‘Morning Joe’ host Joe Scarborough sent out a seven-word tweet Tuesday night that launched a thousand ships. A fleet of feminist crusaders mounted a viral attack against the MSNBC talk show host, defending Democratic presidential candidate Hillary Clinton against what they perceived as a sexist remark.
But ‘Morning Joe’ hasn’t backtracked or apologized. He says he stands behind his comment.
In his opinion, he insists, telling Hillary to smile is kind of an act of feminism in itself. He says he is practicing gender-blindness by allowing Hillary to be subject to the same criticism as men. After all, that is only fair to her and the American people.
“We’ve hammered all candidates on their style and substance. We try to hold all candidates to the same standard,” he tweeted at 6:51 am Wednesday morning.
And in an opinion piece published in The Washington Post Wednesday night, Scarborough points out that he slammed Trump’s negative post-win attitude just as hard.
“But to those suggesting that critiquing a woman in the same way that one would critique a man is unfair, I can only say that there are no microaggressions when you are running for the highest office in the land,” says Scarborough.
“No man should say ‘smile’ to a woman walking down the street,” explains Scarborough. “But Clinton is not a pedestrian on her way to work. She is the most experienced politician on the national stage today who wants to be the next president of the United States. Critiquing anyone’s political skills who seeks that office is always fair game. Whether your name is Donald, Ted or Hillary.”
But thing is, say feminists and gender experts, he didn’t.
Female politicians experience a double bind, explained Deborah Tannen, an expert on gender and linguistics at Georgetown University, in a phone interview with The Christian Science Monitor on Thursday. And a double bind is different from a double standard. A double bind means there are two mutually exclusive demands, and anything you do to satisfy one violates the other. All female politicians experience a double bind because the demands of being a woman violate the demands of being a strong leader.
“He didn’t tweet Trump should smile,” says Dr. Tannen. “He is saying he would now, but at the time he didn’t tweet Trump should smile. But he did tweet Hillary should smile, even though he admits now that she does smile more. It’s the invisible hand of the double bind.”
And why did he not tweet about Trump’s frown Tuesday night? Probably because it didn’t even register to him, says Tannen.
“You don’t notice when the men don’t smile because you don’t expect them too – and when [Hillary] does smile you don’t notice because it is part of the landscape, it is what you expect.
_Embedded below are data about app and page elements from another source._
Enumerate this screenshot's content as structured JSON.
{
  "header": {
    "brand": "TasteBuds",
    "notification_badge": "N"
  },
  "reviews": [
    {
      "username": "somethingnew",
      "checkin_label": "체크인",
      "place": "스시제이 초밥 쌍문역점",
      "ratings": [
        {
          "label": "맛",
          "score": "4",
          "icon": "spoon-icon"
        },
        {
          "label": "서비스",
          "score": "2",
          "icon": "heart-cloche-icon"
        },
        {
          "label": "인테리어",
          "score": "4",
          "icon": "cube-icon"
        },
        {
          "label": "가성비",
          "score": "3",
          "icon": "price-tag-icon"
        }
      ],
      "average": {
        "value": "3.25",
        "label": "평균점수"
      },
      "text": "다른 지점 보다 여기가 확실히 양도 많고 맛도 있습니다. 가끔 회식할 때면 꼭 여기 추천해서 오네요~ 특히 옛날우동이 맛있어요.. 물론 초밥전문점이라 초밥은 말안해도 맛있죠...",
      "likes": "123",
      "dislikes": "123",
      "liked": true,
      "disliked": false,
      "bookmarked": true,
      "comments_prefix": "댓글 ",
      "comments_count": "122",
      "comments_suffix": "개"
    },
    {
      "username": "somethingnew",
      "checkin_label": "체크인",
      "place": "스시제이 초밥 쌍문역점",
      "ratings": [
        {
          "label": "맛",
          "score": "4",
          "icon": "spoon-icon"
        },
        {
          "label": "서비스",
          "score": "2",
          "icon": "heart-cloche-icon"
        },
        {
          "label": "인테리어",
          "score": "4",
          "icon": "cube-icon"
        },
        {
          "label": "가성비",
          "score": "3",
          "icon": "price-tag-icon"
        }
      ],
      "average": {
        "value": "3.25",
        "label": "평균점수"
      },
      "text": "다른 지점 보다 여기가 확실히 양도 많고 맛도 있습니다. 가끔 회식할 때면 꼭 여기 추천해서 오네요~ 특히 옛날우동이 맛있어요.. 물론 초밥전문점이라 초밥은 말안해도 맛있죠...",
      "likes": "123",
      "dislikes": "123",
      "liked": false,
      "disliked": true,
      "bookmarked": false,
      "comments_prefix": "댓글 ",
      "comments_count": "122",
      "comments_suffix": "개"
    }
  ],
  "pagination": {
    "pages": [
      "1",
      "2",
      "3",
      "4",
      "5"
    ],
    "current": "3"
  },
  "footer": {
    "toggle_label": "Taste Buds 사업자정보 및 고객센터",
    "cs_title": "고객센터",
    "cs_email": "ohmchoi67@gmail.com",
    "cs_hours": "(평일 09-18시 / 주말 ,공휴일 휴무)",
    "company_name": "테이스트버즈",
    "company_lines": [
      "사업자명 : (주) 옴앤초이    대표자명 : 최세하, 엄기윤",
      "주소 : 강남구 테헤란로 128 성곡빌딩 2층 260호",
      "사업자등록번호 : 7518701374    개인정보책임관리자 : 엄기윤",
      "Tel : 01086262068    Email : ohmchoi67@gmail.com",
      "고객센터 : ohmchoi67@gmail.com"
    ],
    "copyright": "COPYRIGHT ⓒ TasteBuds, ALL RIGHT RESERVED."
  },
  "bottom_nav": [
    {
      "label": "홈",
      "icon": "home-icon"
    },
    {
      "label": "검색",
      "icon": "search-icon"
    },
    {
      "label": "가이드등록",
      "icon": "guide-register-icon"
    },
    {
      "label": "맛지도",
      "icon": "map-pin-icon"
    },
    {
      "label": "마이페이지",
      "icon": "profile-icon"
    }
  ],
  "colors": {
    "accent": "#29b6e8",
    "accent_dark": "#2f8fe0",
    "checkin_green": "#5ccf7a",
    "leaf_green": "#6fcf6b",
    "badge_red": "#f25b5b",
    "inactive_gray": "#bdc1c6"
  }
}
People notice what is unexpected,” adds Tannen. “The trickiest thing about the double bind is that it’s invisible. The reason you are responding the way is because of what you expect for people of that sex. He recognized Hillary didn’t smile because she is female.”
Even if Scarborough had sent the same exact tweet to Donald instead of Hillary Tuesday night, feminists and pro-Hillary advocates say that it’s not the same thing. If the same sexist criticism was offered to both a man and woman, they say, it wouldn't carry the same weight in both cases.
“Just because you levy the same criticism towards a man doesn’t mean it will be interpreted the same way,” Nicole Bauer, a professor of gender and politics at the University of Alabama, tells The Monitor in a phone interview Thursday. Female candidates have to “walk the line” between being both tough and likable, but this is “not something that male candidates ever have to consider.”
“If Donald Trump doesn’t smile, he won’t lose any voters on that,” adds Dr. Bauer.